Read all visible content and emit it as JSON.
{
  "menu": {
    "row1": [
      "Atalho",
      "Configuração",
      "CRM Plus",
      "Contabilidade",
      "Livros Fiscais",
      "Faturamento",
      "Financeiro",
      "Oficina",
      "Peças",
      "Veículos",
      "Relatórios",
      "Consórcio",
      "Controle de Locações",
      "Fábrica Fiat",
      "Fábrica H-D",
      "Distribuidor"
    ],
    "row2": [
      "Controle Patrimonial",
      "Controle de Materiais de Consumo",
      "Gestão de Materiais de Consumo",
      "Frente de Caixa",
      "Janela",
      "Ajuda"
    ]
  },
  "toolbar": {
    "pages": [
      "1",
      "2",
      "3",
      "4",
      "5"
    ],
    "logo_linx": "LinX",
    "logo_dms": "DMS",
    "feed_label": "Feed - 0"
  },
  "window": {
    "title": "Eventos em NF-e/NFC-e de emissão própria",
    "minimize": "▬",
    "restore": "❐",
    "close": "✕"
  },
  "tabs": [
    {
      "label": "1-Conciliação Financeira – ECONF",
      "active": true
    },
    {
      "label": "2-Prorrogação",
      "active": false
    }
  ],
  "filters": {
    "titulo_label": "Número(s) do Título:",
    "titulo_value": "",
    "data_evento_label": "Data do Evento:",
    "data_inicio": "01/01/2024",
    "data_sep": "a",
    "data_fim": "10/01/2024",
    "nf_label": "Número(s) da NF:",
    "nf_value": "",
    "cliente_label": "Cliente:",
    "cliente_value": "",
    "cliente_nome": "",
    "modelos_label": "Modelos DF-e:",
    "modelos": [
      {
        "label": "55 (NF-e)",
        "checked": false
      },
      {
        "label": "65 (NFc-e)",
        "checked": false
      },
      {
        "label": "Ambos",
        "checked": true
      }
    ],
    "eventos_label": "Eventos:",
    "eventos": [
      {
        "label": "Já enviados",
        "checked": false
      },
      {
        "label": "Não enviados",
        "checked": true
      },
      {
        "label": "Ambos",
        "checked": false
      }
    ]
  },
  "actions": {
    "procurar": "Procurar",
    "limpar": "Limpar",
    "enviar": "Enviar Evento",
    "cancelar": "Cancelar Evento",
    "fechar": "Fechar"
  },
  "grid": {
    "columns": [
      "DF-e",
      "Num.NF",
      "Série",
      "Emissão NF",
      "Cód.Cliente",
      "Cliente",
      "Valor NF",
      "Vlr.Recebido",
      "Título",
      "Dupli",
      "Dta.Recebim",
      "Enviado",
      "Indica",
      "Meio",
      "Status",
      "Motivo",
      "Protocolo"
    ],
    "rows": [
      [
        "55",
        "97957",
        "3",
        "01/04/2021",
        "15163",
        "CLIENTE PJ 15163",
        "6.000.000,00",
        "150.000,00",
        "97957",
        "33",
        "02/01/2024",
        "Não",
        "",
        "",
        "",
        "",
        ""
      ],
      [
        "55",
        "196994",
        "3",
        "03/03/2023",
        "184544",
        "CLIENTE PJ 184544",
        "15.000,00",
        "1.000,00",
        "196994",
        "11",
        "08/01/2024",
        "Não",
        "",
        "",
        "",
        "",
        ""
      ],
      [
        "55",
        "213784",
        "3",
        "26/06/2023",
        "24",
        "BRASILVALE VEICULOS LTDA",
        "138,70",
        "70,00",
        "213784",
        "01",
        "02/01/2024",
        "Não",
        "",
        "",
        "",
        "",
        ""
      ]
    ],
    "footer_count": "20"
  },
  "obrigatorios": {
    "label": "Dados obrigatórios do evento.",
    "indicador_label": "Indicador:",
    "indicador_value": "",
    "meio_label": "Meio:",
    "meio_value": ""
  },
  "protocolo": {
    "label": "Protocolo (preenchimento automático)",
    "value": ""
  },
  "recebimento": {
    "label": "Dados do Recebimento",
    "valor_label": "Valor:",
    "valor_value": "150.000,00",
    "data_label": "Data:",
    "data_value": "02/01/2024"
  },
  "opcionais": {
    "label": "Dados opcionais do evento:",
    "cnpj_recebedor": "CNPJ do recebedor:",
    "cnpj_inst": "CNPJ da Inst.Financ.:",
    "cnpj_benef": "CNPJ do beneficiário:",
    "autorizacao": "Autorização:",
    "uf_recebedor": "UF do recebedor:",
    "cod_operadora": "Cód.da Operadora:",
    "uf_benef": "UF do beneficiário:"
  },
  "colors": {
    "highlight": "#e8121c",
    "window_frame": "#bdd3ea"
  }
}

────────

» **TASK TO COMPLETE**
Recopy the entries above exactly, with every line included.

» **RESULT OF THE TASK**
Read all visible content and emit it as JSON.
{
  "menu": {
    "row1": [
      "Atalho",
      "Configuração",
      "CRM Plus",
      "Contabilidade",
      "Livros Fiscais",
      "Faturamento",
      "Financeiro",
      "Oficina",
      "Peças",
      "Veículos",
      "Relatórios",
      "Consórcio",
      "Controle de Locações",
      "Fábrica Fiat",
      "Fábrica H-D",
      "Distribuidor"
    ],
    "row2": [
      "Controle Patrimonial",
      "Controle de Materiais de Consumo",
      "Gestão de Materiais de Consumo",
      "Frente de Caixa",
      "Janela",
      "Ajuda"
    ]
  },
  "toolbar": {
    "pages": [
      "1",
      "2",
      "3",
      "4",
      "5"
    ],
    "logo_linx": "LinX",
    "logo_dms": "DMS",
    "feed_label": "Feed - 0"
  },
  "window": {
    "title": "Eventos em NF-e/NFC-e de emissão própria",
    "minimize": "▬",
    "restore": "❐",
    "close": "✕"
  },
  "tabs": [
    {
      "label": "1-Conciliação Financeira – ECONF",
      "active": true
    },
    {
      "label": "2-Prorrogação",
      "active": false
    }
  ],
  "filters": {
    "titulo_label": "Número(s) do Título:",
    "titulo_value": "",
    "data_evento_label": "Data do Evento:",
    "data_inicio": "01/01/2024",
    "data_sep": "a",
    "data_fim": "10/01/2024",
    "nf_label": "Número(s) da NF:",
    "nf_value": "",
    "cliente_label": "Cliente:",
    "cliente_value": "",
    "cliente_nome": "",
    "modelos_label": "Modelos DF-e:",
    "modelos": [
      {
        "label": "55 (NF-e)",
        "checked": false
      },
      {
        "label": "65 (NFc-e)",
        "checked": false
      },
      {
        "label": "Ambos",
        "checked": true
      }
    ],
    "eventos_label": "Eventos:",
    "eventos": [
      {
        "label": "Já enviados",
        "checked": false
      },
      {
        "label": "Não enviados",
        "checked": true
      },
      {
        "label": "Ambos",
        "checked": false
      }
    ]
  },
  "actions": {
    "procurar": "Procurar",
    "limpar": "Limpar",
    "enviar": "Enviar Evento",
    "cancelar": "Cancelar Evento",
    "fechar": "Fechar"
  },
  "grid": {
    "columns": [
      "DF-e",
      "Num.NF",
      "Série",
      "Emissão NF",
      "Cód.Cliente",
      "Cliente",
      "Valor NF",
      "Vlr.Recebido",
      "Título",
      "Dupli",
      "Dta.Recebim",
      "Enviado",
      "Indica",
      "Meio",
      "Status",
      "Motivo",
      "Protocolo"
    ],
    "rows": [
      [
        "55",
        "97957",
        "3",
        "01/04/2021",
        "15163",
        "CLIENTE PJ 15163",
        "6.000.000,00",
        "150.000,00",
        "97957",
        "33",
        "02/01/2024",
        "Não",
        "",
        "",
        "",
        "",
        ""
      ],
      [
        "55",
        "196994",
        "3",
        "03/03/2023",
        "184544",
        "CLIENTE PJ 184544",
        "15.000,00",
        "1.000,00",
        "196994",
        "11",
        "08/01/2024",
        "Não",
        "",
        "",
        "",
        "",
        ""
      ],
      [
        "55",
        "213784",
        "3",
        "26/06/2023",
        "24",
        "BRASILVALE VEICULOS LTDA",
        "138,70",
        "70,00",
        "213784",
        "01",
        "02/01/2024",
        "Não",
        "",
        "",
        "",
        "",
        ""
      ]
    ],
    "footer_count": "20"
  },
  "obrigatorios": {
    "label": "Dados obrigatórios do evento.",
    "indicador_label": "Indicador:",
    "indicador_value": "",
    "meio_label": "Meio:",
    "meio_value": ""
  },
  "protocolo": {
    "label": "Protocolo (preenchimento automático)",
    "value": ""
  },
  "recebimento": {
    "label": "Dados do Recebimento",
    "valor_label": "Valor:",
    "valor_value": "150.000,00",
    "data_label": "Data:",
    "data_value": "02/01/2024"
  },
  "opcionais": {
    "label": "Dados opcionais do evento:",
    "cnpj_recebedor": "CNPJ do recebedor:",
    "cnpj_inst": "CNPJ da Inst.Financ.:",
    "cnpj_benef": "CNPJ do beneficiário:",
    "autorizacao": "Autorização:",
    "uf_recebedor": "UF do recebedor:",
    "cod_operadora": "Cód.da Operadora:",
    "uf_benef": "UF do beneficiário:"
  },
  "colors": {
    "highlight": "#e8121c",
    "window_frame": "#bdd3ea"
  }
}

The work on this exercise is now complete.